Could Twitter succeed where Facebook failed?
Metrics weeks continues with a review of how to weight metrics. So far, I’ve looked into who, in a company could benefit from metrics. I then delved into two different types of metrics: hard metrics, which can easily be measured, and soft metrics, which cannot. Today, I’m going to try to figure out how this all weights out. Grouping the metrics In order to figure out weighting, I first started to think about how to group different metrics. For this purpose, I looked at things like the base value (which would give us a baseline as to how much a business is worth based solely on revenue and revenue growth), inventory (looking at things like traffic, reach, and output, because they all give us some data points as to the growth of monetizable assets in the future), consumer involvement (looking at info like links, subscribtions, and comments to define the value of customers), and growth potential (including some more fuzzy measure of potential growth and the advantages of the integration value). My reasoning for grouping things in this way was that it might make it easier to figure out weighting across those large catch-all categories (and, if there is any…Read More

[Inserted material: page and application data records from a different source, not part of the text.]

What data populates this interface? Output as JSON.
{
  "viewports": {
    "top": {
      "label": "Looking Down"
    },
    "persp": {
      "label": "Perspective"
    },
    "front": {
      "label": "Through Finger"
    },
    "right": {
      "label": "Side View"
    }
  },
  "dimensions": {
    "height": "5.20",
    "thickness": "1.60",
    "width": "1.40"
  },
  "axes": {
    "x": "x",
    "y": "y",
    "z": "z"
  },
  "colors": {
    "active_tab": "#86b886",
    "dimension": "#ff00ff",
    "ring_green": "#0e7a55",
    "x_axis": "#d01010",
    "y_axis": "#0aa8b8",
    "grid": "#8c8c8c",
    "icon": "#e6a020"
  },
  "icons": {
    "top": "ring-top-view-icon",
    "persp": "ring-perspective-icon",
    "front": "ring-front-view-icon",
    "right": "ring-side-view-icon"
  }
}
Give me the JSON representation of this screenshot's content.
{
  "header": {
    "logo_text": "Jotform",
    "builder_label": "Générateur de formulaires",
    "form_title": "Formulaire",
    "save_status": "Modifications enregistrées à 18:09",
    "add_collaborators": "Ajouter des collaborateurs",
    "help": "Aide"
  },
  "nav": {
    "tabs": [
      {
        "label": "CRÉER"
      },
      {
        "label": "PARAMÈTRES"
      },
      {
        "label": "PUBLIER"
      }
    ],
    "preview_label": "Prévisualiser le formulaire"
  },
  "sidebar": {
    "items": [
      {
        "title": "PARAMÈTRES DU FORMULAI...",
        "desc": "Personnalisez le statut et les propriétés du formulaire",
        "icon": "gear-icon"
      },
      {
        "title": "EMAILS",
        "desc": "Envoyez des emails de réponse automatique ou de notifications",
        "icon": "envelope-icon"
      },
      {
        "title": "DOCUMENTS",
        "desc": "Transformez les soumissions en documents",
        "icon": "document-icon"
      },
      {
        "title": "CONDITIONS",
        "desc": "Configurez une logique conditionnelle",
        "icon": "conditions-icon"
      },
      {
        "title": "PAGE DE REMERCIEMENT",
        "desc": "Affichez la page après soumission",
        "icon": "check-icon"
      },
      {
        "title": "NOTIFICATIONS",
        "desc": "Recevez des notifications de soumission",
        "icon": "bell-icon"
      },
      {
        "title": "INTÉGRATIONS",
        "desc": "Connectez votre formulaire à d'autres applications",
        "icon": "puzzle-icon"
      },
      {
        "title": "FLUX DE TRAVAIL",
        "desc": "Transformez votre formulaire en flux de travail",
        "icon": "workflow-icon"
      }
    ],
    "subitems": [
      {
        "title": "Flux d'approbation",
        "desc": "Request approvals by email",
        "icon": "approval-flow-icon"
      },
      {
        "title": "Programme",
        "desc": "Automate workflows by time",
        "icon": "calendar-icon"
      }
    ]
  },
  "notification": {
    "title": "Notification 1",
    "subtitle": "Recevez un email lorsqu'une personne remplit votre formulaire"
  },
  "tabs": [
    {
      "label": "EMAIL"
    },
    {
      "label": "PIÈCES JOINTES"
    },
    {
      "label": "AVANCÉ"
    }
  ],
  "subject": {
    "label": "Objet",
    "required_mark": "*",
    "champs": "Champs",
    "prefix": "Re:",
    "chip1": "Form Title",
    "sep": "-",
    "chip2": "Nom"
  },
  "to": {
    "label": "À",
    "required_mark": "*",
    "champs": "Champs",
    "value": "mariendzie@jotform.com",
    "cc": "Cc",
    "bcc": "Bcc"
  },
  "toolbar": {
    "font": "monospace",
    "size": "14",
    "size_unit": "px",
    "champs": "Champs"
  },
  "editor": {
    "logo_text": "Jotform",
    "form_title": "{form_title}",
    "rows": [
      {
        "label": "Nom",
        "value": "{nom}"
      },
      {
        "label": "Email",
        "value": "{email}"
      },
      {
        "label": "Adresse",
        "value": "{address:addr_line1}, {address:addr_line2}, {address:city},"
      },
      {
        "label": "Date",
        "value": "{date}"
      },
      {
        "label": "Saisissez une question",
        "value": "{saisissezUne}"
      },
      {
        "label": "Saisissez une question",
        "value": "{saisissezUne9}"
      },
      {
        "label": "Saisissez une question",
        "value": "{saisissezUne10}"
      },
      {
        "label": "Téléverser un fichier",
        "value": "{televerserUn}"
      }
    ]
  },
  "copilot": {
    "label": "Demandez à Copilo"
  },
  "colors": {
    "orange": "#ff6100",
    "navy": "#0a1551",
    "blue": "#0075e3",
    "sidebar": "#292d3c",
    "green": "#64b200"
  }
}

Like many other geeks, I’ve gotten a Gmail account but unlike most people, it took me less than 48 hours to render unoperational (and this time, it’s not a joke). First of all, let me say that while it is an interesting package, it is not without flaws. For starters, the lack of indicator when the Spam folder and/or trash have stuff in them is a bit disturbing. Sure, it’s not that much of an issue when you have a gigabyte of space but, for those of us who are particularly clean when it comes to online operations (I generally try to keep my virtual trash relatively empty), it’s a bother. On the spam blocking end, Gmail does an OK job but is nowhere near as good as simply using Squirrelmail with SpamAssassin, or using the spamcop black-list. On the good side of this is the fact that, in the course of a day of use (about 600 messages, most of them spam), Gmail had no false positives in terms of tagging things as spam. On the bad side, it failed to tag hundreds of messages as spam. I’m assuming that Gmail has a learning curve, like other email packages,…Read More